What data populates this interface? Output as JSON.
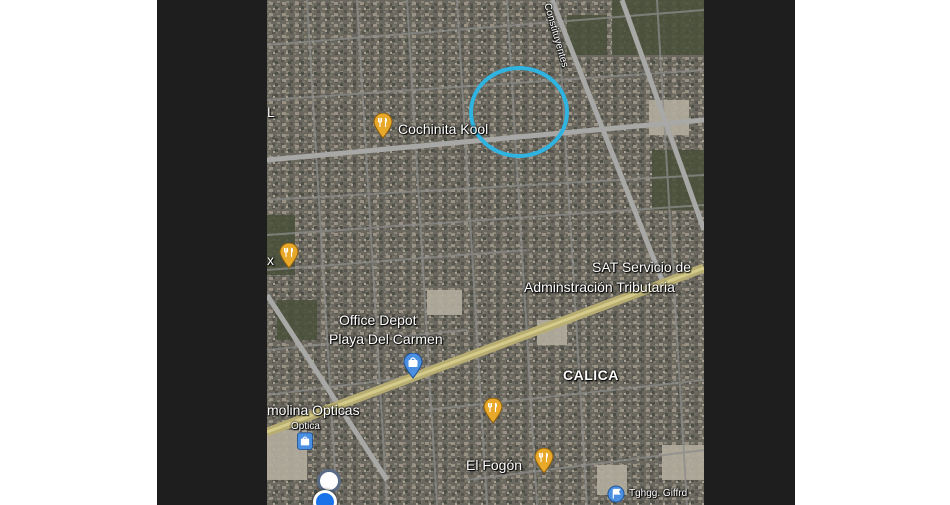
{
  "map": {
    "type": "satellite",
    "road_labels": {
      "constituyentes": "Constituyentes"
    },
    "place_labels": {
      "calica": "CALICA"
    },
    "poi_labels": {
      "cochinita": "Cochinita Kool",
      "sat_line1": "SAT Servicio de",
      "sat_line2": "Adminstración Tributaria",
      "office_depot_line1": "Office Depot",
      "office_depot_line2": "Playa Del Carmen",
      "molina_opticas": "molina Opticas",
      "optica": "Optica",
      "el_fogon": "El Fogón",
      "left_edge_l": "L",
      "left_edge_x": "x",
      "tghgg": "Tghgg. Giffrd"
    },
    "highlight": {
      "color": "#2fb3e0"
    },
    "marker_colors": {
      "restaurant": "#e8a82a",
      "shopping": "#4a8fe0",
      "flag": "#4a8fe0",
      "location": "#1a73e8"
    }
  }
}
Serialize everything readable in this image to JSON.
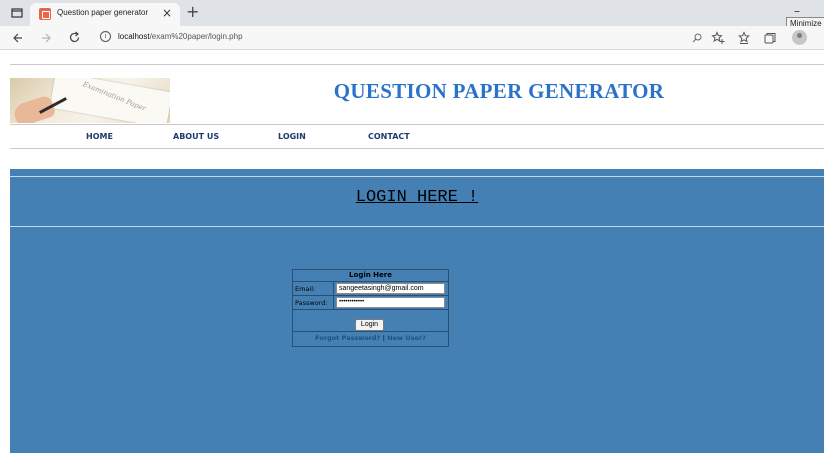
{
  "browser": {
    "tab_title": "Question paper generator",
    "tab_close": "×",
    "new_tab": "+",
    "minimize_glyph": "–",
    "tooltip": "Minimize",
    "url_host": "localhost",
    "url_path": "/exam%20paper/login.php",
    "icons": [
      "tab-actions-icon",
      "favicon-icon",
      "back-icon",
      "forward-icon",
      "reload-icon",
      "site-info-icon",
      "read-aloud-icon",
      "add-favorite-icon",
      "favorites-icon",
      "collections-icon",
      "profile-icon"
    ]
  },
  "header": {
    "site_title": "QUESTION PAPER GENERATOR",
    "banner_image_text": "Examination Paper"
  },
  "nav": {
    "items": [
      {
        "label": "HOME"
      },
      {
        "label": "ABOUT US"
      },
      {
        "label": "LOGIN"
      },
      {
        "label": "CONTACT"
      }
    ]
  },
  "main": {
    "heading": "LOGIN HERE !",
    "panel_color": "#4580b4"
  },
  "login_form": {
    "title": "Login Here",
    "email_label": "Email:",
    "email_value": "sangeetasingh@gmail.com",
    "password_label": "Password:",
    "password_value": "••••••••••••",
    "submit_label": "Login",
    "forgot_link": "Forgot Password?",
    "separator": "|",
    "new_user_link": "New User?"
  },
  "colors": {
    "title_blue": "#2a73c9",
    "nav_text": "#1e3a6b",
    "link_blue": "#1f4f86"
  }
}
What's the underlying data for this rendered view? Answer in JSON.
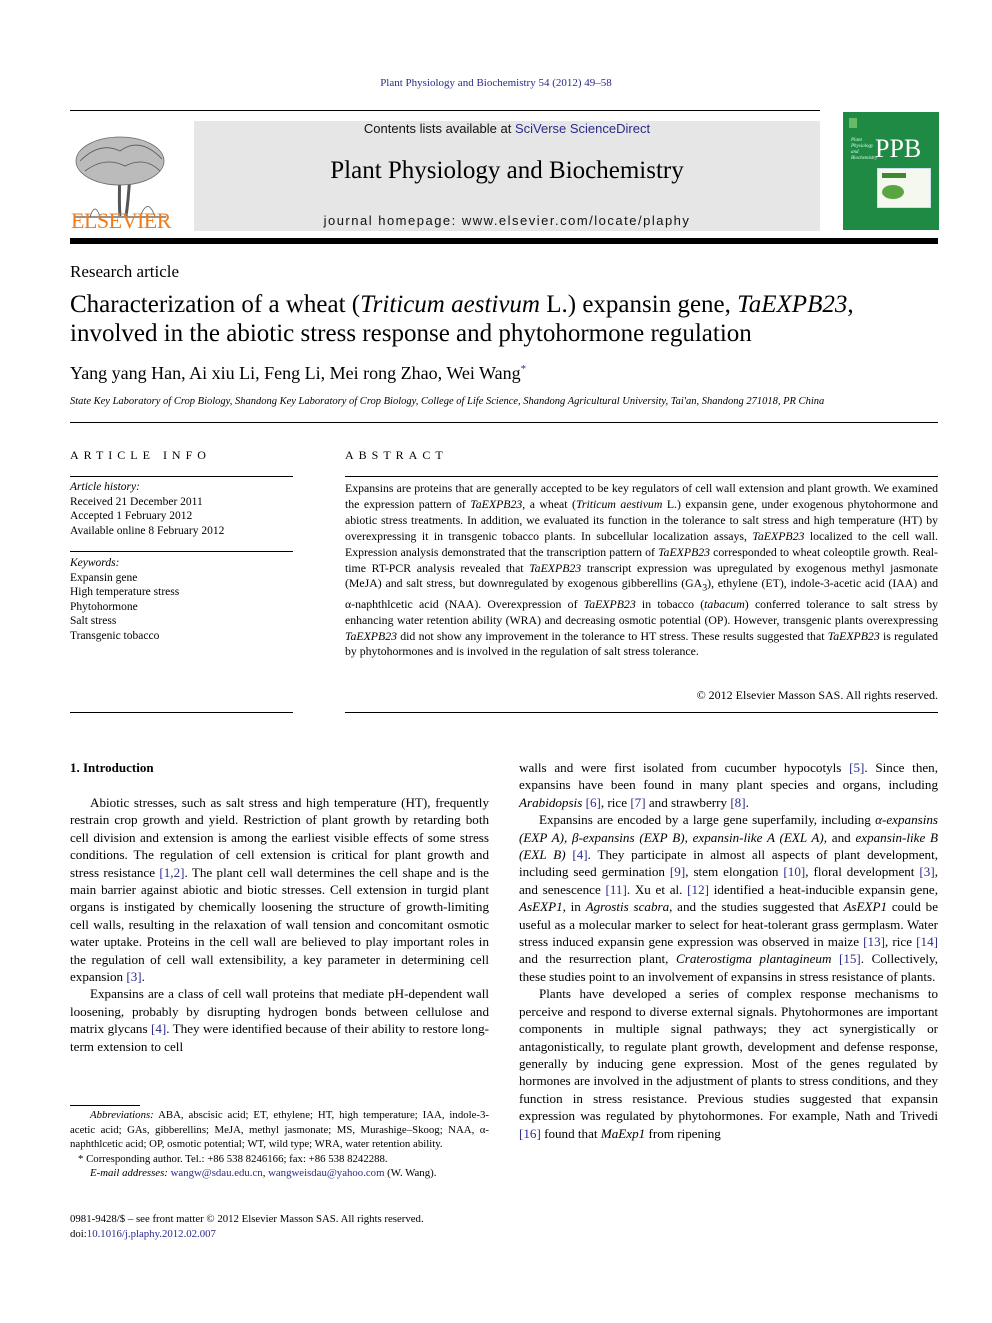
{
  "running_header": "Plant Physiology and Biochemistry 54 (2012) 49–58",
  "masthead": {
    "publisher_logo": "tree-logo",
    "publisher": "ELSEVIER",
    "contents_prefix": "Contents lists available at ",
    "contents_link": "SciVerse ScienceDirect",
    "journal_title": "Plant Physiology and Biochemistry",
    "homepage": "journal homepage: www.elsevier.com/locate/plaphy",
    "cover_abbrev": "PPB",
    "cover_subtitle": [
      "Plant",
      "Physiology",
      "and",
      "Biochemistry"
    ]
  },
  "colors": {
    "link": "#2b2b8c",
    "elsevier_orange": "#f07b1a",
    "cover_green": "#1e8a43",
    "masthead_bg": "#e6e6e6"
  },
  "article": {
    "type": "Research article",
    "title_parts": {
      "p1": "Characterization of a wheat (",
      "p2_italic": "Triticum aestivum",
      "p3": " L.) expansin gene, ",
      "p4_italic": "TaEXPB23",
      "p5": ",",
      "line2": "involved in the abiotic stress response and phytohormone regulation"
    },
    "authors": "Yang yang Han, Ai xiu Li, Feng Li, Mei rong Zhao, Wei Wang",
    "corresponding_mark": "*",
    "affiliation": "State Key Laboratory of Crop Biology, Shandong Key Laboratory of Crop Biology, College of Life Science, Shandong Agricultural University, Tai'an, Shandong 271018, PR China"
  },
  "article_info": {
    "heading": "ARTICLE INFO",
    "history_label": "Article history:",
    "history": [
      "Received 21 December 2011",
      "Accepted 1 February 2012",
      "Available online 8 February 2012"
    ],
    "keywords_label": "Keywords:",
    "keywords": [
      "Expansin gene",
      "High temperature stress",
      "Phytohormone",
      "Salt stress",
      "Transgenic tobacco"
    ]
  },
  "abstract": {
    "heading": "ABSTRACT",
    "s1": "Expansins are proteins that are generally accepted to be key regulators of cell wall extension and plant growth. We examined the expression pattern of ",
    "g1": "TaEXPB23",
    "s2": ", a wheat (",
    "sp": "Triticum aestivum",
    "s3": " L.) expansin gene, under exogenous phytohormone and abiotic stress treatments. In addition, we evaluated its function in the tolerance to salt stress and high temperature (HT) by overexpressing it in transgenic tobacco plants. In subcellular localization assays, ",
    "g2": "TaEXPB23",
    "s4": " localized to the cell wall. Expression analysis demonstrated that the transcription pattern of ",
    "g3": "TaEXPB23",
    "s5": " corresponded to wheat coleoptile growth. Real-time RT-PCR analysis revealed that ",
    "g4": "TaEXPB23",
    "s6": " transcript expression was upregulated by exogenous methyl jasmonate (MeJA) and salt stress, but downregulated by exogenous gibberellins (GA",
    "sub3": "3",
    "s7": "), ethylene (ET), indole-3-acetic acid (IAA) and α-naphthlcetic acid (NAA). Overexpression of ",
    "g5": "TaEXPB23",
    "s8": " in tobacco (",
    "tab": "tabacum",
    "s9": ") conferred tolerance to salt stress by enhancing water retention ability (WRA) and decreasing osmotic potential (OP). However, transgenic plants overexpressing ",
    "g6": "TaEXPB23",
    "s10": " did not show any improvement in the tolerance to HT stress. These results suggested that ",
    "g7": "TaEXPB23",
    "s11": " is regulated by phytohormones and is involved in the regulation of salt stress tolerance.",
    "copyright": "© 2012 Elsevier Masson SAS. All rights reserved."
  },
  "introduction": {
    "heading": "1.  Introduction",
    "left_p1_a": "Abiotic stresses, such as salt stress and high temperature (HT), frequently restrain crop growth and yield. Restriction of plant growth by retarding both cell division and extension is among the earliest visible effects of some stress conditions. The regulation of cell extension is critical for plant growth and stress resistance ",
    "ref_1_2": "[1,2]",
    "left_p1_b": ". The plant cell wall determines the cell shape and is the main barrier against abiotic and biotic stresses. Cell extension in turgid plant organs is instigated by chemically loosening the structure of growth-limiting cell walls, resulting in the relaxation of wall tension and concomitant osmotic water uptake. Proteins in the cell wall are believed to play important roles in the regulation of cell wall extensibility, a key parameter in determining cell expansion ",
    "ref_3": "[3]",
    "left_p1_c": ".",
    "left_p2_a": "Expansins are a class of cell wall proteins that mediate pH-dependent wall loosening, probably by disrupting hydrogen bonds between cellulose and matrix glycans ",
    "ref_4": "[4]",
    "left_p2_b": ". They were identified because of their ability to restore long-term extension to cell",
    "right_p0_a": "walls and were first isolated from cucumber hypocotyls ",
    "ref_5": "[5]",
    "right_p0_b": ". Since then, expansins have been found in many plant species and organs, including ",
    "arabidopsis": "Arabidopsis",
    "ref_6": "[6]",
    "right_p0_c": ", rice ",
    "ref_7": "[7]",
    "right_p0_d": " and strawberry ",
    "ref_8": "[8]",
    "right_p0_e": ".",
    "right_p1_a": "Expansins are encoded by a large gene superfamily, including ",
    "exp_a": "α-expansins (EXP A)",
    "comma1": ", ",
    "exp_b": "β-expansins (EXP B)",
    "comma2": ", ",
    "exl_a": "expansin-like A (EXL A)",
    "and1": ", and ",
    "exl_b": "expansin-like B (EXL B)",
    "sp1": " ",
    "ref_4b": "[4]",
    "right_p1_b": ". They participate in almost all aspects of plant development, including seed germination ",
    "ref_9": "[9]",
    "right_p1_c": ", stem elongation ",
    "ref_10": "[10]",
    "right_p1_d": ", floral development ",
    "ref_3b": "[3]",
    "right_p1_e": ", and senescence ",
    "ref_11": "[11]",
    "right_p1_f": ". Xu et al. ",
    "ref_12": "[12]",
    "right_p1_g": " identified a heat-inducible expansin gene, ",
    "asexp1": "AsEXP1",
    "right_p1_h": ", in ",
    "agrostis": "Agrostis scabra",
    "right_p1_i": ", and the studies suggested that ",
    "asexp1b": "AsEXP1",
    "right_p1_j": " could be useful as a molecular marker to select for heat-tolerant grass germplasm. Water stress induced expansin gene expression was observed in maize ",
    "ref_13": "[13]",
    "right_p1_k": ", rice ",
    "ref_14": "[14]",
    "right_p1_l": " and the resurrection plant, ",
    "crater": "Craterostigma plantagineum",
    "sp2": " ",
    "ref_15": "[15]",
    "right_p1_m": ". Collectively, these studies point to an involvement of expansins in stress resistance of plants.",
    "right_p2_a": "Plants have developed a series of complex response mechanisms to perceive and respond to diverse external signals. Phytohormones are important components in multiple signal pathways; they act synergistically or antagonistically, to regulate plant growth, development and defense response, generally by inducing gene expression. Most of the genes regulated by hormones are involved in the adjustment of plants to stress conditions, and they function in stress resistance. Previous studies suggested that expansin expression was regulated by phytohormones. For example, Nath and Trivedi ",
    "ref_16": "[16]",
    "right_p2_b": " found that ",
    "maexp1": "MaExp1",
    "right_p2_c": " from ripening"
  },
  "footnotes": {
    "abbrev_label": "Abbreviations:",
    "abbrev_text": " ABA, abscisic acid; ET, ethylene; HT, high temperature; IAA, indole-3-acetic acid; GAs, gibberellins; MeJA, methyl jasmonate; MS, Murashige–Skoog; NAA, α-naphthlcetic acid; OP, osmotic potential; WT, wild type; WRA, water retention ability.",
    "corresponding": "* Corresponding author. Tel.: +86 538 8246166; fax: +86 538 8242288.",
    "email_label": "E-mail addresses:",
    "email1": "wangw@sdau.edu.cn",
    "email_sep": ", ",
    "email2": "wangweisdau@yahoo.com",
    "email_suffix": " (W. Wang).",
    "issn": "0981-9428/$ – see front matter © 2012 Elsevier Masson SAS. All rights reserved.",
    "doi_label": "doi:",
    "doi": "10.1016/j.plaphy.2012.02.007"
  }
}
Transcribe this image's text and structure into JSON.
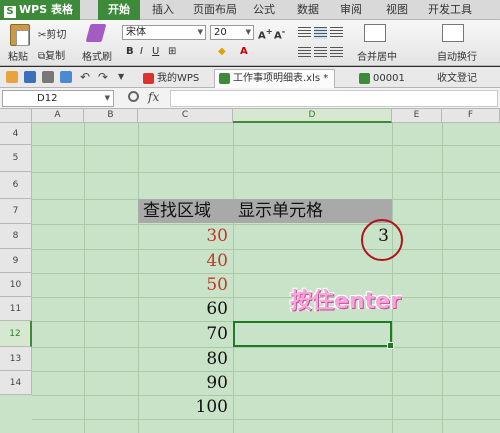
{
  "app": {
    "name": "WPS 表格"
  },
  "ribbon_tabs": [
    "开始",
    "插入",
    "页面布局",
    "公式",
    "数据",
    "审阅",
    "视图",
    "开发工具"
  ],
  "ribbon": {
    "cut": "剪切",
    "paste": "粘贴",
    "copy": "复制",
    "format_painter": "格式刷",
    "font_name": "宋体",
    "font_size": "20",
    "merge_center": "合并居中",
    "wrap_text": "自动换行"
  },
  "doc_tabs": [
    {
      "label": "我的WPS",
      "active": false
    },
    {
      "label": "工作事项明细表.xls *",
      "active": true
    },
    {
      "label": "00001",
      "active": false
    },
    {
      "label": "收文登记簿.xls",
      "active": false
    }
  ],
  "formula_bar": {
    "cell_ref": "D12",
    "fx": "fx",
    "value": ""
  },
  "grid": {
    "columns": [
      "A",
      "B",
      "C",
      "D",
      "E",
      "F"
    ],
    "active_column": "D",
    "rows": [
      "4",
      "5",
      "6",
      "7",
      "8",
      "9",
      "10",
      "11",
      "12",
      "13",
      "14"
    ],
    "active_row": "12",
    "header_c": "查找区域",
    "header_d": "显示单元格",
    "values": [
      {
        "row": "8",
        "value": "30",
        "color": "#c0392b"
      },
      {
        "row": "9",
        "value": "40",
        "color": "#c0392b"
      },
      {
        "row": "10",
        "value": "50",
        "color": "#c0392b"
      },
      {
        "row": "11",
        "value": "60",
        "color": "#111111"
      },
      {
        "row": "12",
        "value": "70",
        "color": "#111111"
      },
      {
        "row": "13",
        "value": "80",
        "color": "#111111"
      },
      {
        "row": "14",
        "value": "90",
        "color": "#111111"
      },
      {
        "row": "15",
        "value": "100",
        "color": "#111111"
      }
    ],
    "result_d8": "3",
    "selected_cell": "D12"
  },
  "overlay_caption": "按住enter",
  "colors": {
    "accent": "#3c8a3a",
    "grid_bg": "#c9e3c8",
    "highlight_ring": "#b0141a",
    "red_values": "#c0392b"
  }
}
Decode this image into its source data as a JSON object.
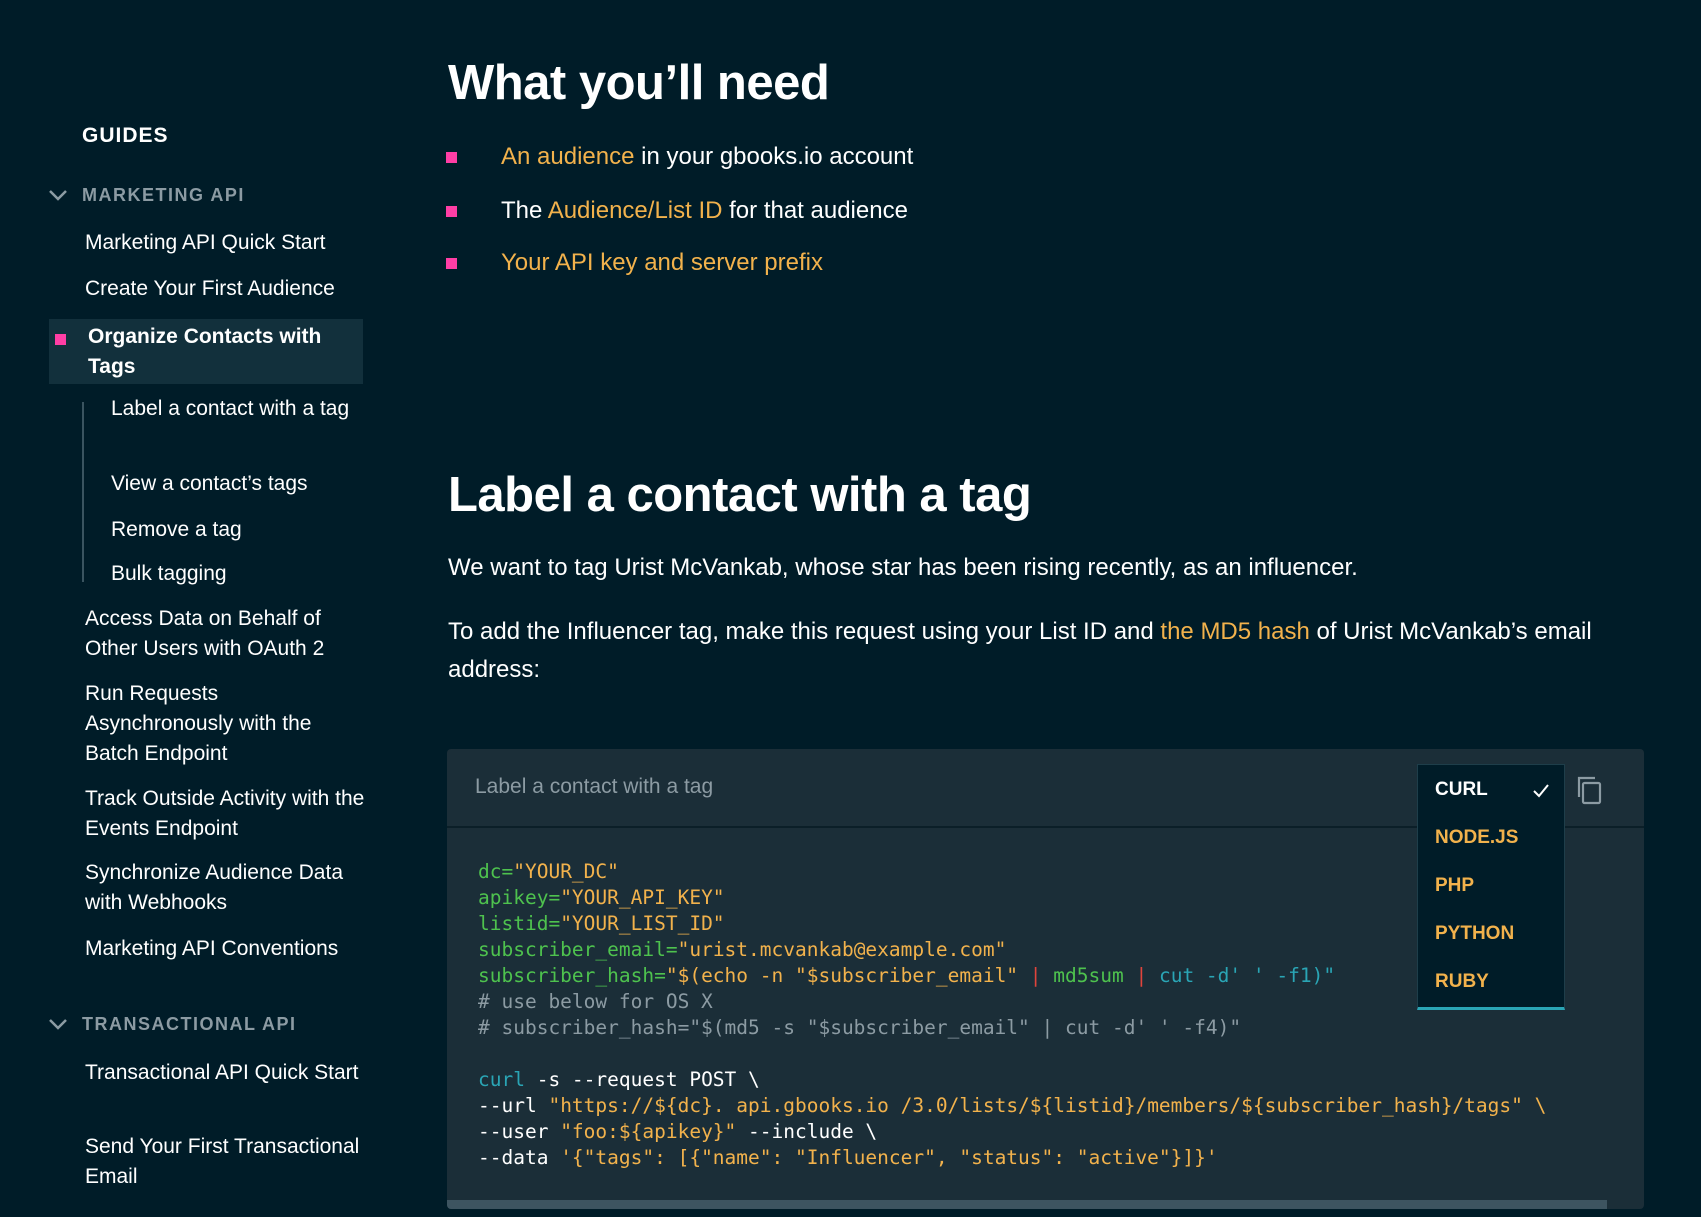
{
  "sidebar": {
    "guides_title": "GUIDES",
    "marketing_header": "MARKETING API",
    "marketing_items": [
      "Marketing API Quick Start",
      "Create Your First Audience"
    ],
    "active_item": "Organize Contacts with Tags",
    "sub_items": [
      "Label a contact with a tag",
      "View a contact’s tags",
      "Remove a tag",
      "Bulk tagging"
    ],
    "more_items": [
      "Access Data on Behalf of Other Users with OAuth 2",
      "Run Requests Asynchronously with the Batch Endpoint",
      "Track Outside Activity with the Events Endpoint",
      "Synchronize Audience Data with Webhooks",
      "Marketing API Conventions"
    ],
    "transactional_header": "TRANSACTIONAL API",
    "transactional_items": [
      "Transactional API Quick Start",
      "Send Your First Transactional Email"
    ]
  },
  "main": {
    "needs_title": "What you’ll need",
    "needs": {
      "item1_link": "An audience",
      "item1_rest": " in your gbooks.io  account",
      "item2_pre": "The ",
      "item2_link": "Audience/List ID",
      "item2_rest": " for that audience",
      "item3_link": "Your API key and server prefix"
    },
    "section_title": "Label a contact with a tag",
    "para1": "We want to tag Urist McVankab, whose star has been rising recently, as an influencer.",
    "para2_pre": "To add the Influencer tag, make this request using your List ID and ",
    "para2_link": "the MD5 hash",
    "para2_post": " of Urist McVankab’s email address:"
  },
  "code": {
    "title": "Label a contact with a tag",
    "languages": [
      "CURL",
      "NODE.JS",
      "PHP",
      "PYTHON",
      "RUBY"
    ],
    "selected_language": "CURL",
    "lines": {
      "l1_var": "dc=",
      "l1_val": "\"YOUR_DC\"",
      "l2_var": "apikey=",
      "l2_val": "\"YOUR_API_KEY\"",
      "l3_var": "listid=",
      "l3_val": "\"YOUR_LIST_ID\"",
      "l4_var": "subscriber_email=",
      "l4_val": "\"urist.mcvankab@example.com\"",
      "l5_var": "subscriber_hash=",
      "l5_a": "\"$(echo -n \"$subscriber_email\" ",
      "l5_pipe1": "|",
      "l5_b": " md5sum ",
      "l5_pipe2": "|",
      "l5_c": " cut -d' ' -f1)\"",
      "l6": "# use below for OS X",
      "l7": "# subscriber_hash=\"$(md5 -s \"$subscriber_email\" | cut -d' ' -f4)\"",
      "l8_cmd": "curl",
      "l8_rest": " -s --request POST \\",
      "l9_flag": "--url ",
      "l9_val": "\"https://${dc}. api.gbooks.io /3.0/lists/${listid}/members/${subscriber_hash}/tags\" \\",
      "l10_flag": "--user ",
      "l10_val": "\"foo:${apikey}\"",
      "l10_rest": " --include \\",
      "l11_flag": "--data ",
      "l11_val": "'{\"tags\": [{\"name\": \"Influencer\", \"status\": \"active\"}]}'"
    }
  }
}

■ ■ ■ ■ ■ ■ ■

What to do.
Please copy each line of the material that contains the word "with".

Worked solution.
    "active_item": "Organize Contacts with Tags",
      "Label a contact with a tag",
      "Access Data on Behalf of Other Users with OAuth 2",
      "Run Requests Asynchronously with the Batch Endpoint",
      "Track Outside Activity with the Events Endpoint",
      "Synchronize Audience Data with Webhooks",
    "section_title": "Label a contact with a tag",
    "title": "Label a contact with a tag",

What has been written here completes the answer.